Digitized Identity


Photo by: Rhiannan Ruef

The district has redesigned the ID cards for this year, featuring a new portrait orientation and a white background.

Students in the Oxnard Union High School District (OUHSD) experienced a six-week delay in the receiving of their new digitized identification cards, which were originally scheduled to arrive during “Taking Care of Business Week.”

In May, all incoming Cam High students had already taken their school pictures with a textured blue background; however, a month later, the district decided to redo all the photos with a white backdrop instead. The time and resources it took to schedule picture redos caused the delay, according to Ms. Lori Pristera, Cam High’s ASB advisor.

“Visual [the company hired to take school portraits] sat with the district and told them it would be over 10,000 dollars to change the ID photo background. So the district said […] they would just wait for right now. It waited all summer,” said Pristera.

Yearbook also desired all white backgrounds, instead of a mix of white and blue, said Mr. Puneet Sharma, director of the Information Technology Department of OUHSD, providing further cause to the holdup.

Before seniors came to school on the Monday of “Taking Care of Business Week”, Cam High contacted Visual Photography and OUHSD about the status of the identification cards. “It was as if our phone call was a wake-up call for them to find our ID cards. So that turned into Visual Photography graciously spending all weekend, printing off temporary senior ID cards on stock card. When I realized what [Visual Photography] was doing, we went ahead and printed our own off, here at school, through Synergy,” said Pristera.

Danielle Chen, senior, said the temporary ID cards served their function but with a few drawbacks. “It’s the same as the old ID, except it’s on paper instead of a plastic card. On the temporary ID, you can’t have an All Access Pass stamp on it. You also can’t have the early dismissal stamp,” she said.

“ASB has lost money, with people not buying All Access Passes because they have no IDs to stamp,” said Pristera. “Campus supervisors have to physically stamp a receipt, saying that, yes, it is an All Access Pass receipt. Money had to be spent to pay campus supervisors the extra time it takes in order to do that. And now the bookkeeper has to take time out of their day to get trained to go ahead and do this, too,” said Pristera.

After the last picture make-up day on September 23, Visual Photography worked quickly to get the ID cards done. “The goal of our company has always been customers first, so we have been working overtime to ensure that all the students in the district get what they need as soon as possible,” a representative from the company wrote in an email statement.

On October 1, the new digitized identification cards were delivered to Cam High. According to Sharma, the new IDs may be scanned to take class attendance and deposit money into individual student accounts.
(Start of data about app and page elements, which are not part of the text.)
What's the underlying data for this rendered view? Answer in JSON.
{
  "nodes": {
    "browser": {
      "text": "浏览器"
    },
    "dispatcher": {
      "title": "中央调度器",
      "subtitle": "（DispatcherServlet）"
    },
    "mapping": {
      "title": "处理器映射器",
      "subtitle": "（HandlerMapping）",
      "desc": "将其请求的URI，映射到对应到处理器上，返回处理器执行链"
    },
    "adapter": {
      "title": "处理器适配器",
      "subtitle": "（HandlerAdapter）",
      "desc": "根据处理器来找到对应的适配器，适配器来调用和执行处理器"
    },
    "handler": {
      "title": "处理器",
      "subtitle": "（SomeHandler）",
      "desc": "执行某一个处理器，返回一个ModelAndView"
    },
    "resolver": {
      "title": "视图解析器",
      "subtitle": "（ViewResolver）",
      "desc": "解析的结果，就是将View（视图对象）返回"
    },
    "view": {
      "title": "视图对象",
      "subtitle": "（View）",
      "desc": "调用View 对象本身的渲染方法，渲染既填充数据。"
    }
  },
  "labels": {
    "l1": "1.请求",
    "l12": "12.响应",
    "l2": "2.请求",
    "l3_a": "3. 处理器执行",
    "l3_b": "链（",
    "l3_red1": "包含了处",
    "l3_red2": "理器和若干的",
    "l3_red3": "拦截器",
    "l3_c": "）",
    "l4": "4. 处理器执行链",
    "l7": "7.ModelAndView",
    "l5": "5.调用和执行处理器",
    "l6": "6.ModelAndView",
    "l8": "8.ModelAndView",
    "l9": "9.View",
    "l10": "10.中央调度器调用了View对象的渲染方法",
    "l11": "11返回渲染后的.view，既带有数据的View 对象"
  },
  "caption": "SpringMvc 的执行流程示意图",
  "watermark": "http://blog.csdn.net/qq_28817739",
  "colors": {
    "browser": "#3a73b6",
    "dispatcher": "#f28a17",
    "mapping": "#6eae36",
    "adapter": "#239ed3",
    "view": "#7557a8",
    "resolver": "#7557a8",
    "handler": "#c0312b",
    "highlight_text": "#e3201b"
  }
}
The cards may also be swiped to buy products from the school’s vending machines by using a magnetic strip reader on the back.

The district expects the digital ID cards to be more convenient for students. “We are pushing out this app [that creates] the same ID in the digital ID form as well. Some of the students said that they always keep their phones [with them], so they can just pop out [the new digital IDs] on their Android or iOS, ” Sharma said. “Those are the directions we are going for: paperless and cashless.”

Sharma acknowledged that the new IDs caused complications but felt the district’s motivations were justified. “Changes are not perfect. We tried, we had our best intentions, but things got delayed and we apologize for it,” he said. “All humans make mistakes. We learn from mistakes, and we do a better job. We try to fix it.”

Some have voiced concerns regarding the idea of digitized ID cards. “I think that it will be great if [the cards] makes things easier, but I have some doubts about them. I haven’t really seen how this system is going to work yet,” said Mrs. Heidi Kuehn, German teacher.

“In theory, it sounds amazing, but in practical application, I say show me, prove it,” said Mrs. Donna Maygren, social science teacher. “If it doesn’t work, who is going to help us with it? What makes them think it’s going to make anything better?”

Teachers appeared especially skeptical of the new attendance-taking system. “I imagine that the teachers will still have to be responsible for knowing who is there and taking attendance, because there is a possibility of a student forgetting or losing their ID cards, so teachers will have to manually enter them, anyway,” said Kuehn. “And I can also imagine a situation where a student might have two ID cards because they have one for a friend, and they want to do them a favor by signing them into class because they know their friends are going to be late, or are absent that day, or something. So I am assuming that the teachers are still ultimately going to be responsible for saying who is there and who is not there. And that could be a problem.”